Michigan State got out to a 10-0 lead, forcing Princeton to play catch-up the whole game. And catch-up the Tigers did, eventually pulling even on James Mastaglio's jump shot in the final minute. Except that it could have been a one-point lead for the Tigers had Stags not had his foot on the three-point line, and Mateen Cleaves then joined the ranks of Lance Miller of Villanova by breaking Princeton's heart, this time with a long three-pointer that TB can still see swishing through the net.

TB's most vivid memory of the postgame was when he sat with Steve Goodrich behind the interview area, waiting for Princeton's turn to speak to the media. From where TB and Goodrich sat, they could hear everything that the Michigan State players said, all of which was extremely complimentary of the Tigers and their talent. Each answer, though, made the reality even more vivid for Goodrich that his great college career was over, in a blank.

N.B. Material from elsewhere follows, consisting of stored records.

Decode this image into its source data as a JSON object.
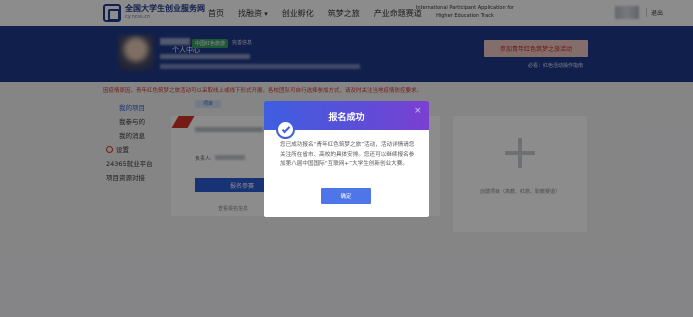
{
  "topbar": {
    "logo_cn": "全国大学生创业服务网",
    "logo_en": "cy.ncss.cn",
    "nav": [
      "首页",
      "找融资",
      "创业孵化",
      "筑梦之旅",
      "产业命题赛道"
    ],
    "nav_en": "International Participant Application for Higher Education Track",
    "logout": "退出"
  },
  "banner": {
    "center_label": "个人中心",
    "tag": "中国红色旅游",
    "tag2": "完善信息",
    "cta": "参加青年红色筑梦之旅活动",
    "note": "必看：红色活动操作指南"
  },
  "notice": "因疫情原因，青年红色筑梦之旅活动可以采取线上或线下形式开展，各校团队可自行选择参加方式，请及时关注当地疫情防控要求。",
  "sidebar": {
    "items": [
      "我的项目",
      "我参与的",
      "我的消息",
      "设置",
      "24365就业平台",
      "项目资源对接"
    ]
  },
  "content": {
    "tab": "项目",
    "person_label": "负责人:",
    "primary_btn": "报名参赛",
    "link": "查看报名信息",
    "create_text": "创建项目（高教、红旅、职教赛道）"
  },
  "modal": {
    "title": "报名成功",
    "body": "您已成功报名“青年红色筑梦之旅”活动，活动详情请您关注所在省市、高校的具体安排。您还可以继续报名参加第八届中国国际“互联网+”大学生创新创业大赛。",
    "confirm": "确定",
    "close": "×"
  },
  "colors": {
    "primary": "#2d5cd7",
    "banner": "#1f3a8a",
    "alert": "#d5342a"
  }
}
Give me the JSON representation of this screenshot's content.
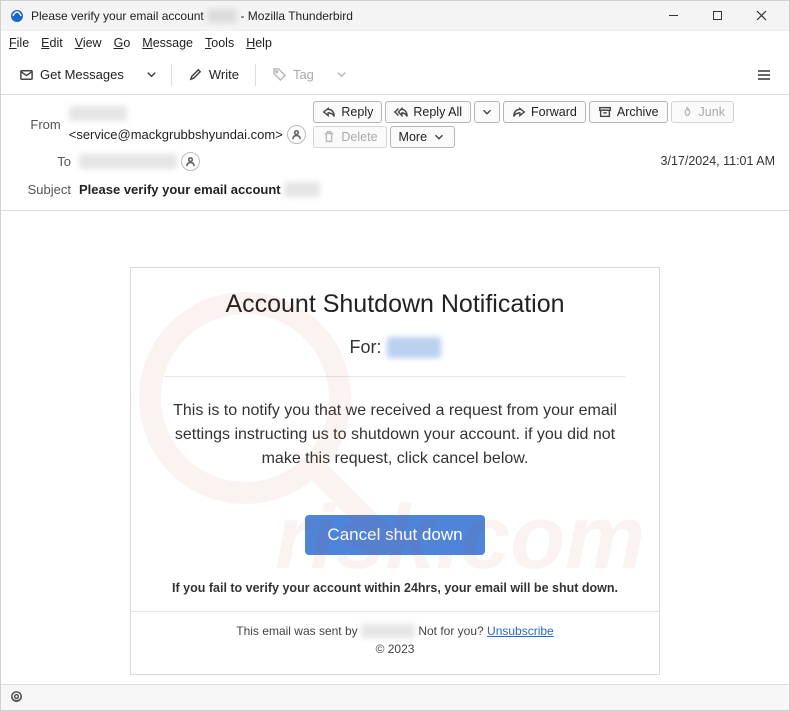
{
  "titlebar": {
    "title_prefix": "Please verify your email account",
    "redacted_placeholder": "xxxxx",
    "app_suffix": " - Mozilla Thunderbird"
  },
  "menubar": {
    "file": "File",
    "edit": "Edit",
    "view": "View",
    "go": "Go",
    "message": "Message",
    "tools": "Tools",
    "help": "Help"
  },
  "toolbar": {
    "get_messages": "Get Messages",
    "write": "Write",
    "tag": "Tag"
  },
  "header": {
    "from_label": "From",
    "from_name_redacted": "xxxxxxxxx",
    "from_addr": "<service@mackgrubbshyundai.com>",
    "to_label": "To",
    "to_redacted": "xxxxxxxxxxxxxxx",
    "subject_label": "Subject",
    "subject_prefix": "Please verify your email account",
    "subject_redacted": "xxxxx",
    "date": "3/17/2024, 11:01 AM"
  },
  "actions": {
    "reply": "Reply",
    "reply_all": "Reply All",
    "forward": "Forward",
    "archive": "Archive",
    "junk": "Junk",
    "delete": "Delete",
    "more": "More"
  },
  "body": {
    "title": "Account Shutdown Notification",
    "for_label": "For:",
    "for_redacted": "xxxxxx",
    "text": "This is to notify you that we received a request from your email settings instructing us to shutdown your account. if you did not make this request, click cancel below.",
    "button": "Cancel shut down",
    "warn": "If you fail to verify your account within 24hrs, your email will be shut down.",
    "footer_prefix": "This email was sent by ",
    "footer_redacted": "xxxxxxxxx",
    "footer_not_for_you": " Not for you? ",
    "unsubscribe": "Unsubscribe",
    "copyright": "© 2023"
  }
}
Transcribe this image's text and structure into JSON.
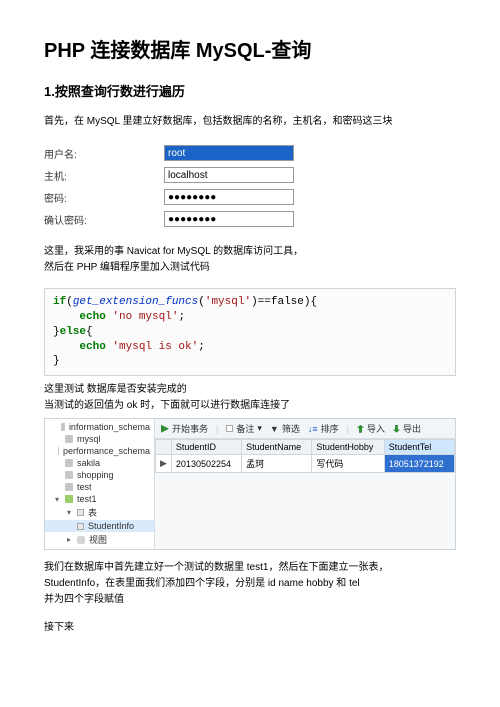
{
  "title": "PHP 连接数据库 MySQL-查询",
  "section1": {
    "heading": "1.按照查询行数进行遍历",
    "intro": "首先，在 MySQL 里建立好数据库，包括数据库的名称，主机名，和密码这三块"
  },
  "form": {
    "labels": {
      "user": "用户名:",
      "host": "主机:",
      "pwd": "密码:",
      "pwd2": "确认密码:"
    },
    "values": {
      "user": "root",
      "host": "localhost",
      "pwd": "●●●●●●●●",
      "pwd2": "●●●●●●●●"
    }
  },
  "para2a": "这里，我采用的事 Navicat for MySQL 的数据库访问工具，",
  "para2b": "然后在 PHP 编辑程序里加入测试代码",
  "code": {
    "l1_if": "if",
    "l1_fn": "get_extension_funcs",
    "l1_arg": "'mysql'",
    "l1_cmp": "==false",
    "l2_echo": "echo",
    "l2_str": "'no mysql'",
    "l3_else": "else",
    "l4_echo": "echo",
    "l4_str": "'mysql is ok'"
  },
  "para3a": "这里测试 数据库是否安装完成的",
  "para3b": "当测试的返回值为 ok 时，下面就可以进行数据库连接了",
  "navicat": {
    "tree": {
      "items": [
        {
          "label": "information_schema",
          "type": "db-g"
        },
        {
          "label": "mysql",
          "type": "db-g"
        },
        {
          "label": "performance_schema",
          "type": "db-g"
        },
        {
          "label": "sakila",
          "type": "db-g"
        },
        {
          "label": "shopping",
          "type": "db-g"
        },
        {
          "label": "test",
          "type": "db-g"
        },
        {
          "label": "test1",
          "type": "db",
          "expanded": true
        },
        {
          "label": "表",
          "type": "folder",
          "sub": true,
          "expanded": true
        },
        {
          "label": "StudentInfo",
          "type": "table",
          "sub2": true,
          "selected": true
        },
        {
          "label": "视图",
          "type": "view",
          "sub": true
        }
      ]
    },
    "toolbar": {
      "start": "开始事务",
      "note": "备注",
      "filter": "筛选",
      "sort": "排序",
      "import": "导入",
      "export": "导出"
    },
    "grid": {
      "columns": [
        "StudentID",
        "StudentName",
        "StudentHobby",
        "StudentTel"
      ],
      "row": {
        "marker": "▶",
        "id": "20130502254",
        "name": "孟珂",
        "hobby": "写代码",
        "tel": "18051372192"
      }
    }
  },
  "para4a": "我们在数据库中首先建立好一个测试的数据里 test1，然后在下面建立一张表，",
  "para4b": "StudentInfo，在表里面我们添加四个字段，分别是 id name hobby 和 tel",
  "para4c": "并为四个字段赋值",
  "para5": "接下来"
}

And yes, Princeton probably would have gotten thumped by North Carolina in the Sweet 16 had it gotten there, just as MSU did (losing by 15). But Princeton had played Carolina close at the Dean Dome in its only regular-season loss that season, and the Tigers were playing great basketball at the end of the year.

And so what if they had lost there anyway? They would have been a Sweet 16 team, a designation that would have separated that team even more among the Ivy elites of all-time, in much the same way that Cornell did last year (though not against a team nearly as good as Michigan State).

Now it's 13 years later, and TB still can remember the crushing feeling that he had after the 1998 Princeton Tigers were eliminated.

It's something that'll stay with him long after Matt Dodge develops into the NFL's best punter.


CAZ said...

I still feel disgusted! No, it's not Dodge's fault -- he's just one cog in the miserable wheel that gave up a commanding lead. Just like it wasn't solely Eli's fault when they lost to the Igles the first time, Dodge’s punt & Eli’s slide were the icing on some very miserable cake. In my mind this one’s going to last forever as “The Meltdown on The Meadowlands”.

Now if you’ll excuse me I have to go throw up again.

BTW, Arnie would be proud that you remembered :-)

Anonymous said...

How 'bout up by 24 with 4:27 left in 3rd quarter, only to lose 39-38 in regulation to Jeff Garcia and the '49ers in 2002 season playoffs!

Gib Kirwin SF

Anonymous said...

Sour grapes PU fans, get over it, it was 12 years ago, Cornell may have played a weaker team but you cant choose who you play we got it done you didnt

TigerBlog said...

TigerBlog readily admits that it's sour grapes. He's written those exact words on three separate occasions. Having said that, TB saw the 1997-98 Princeton team and the 2009-10 Cornell team and simply thinks the 1998 Tigers were better.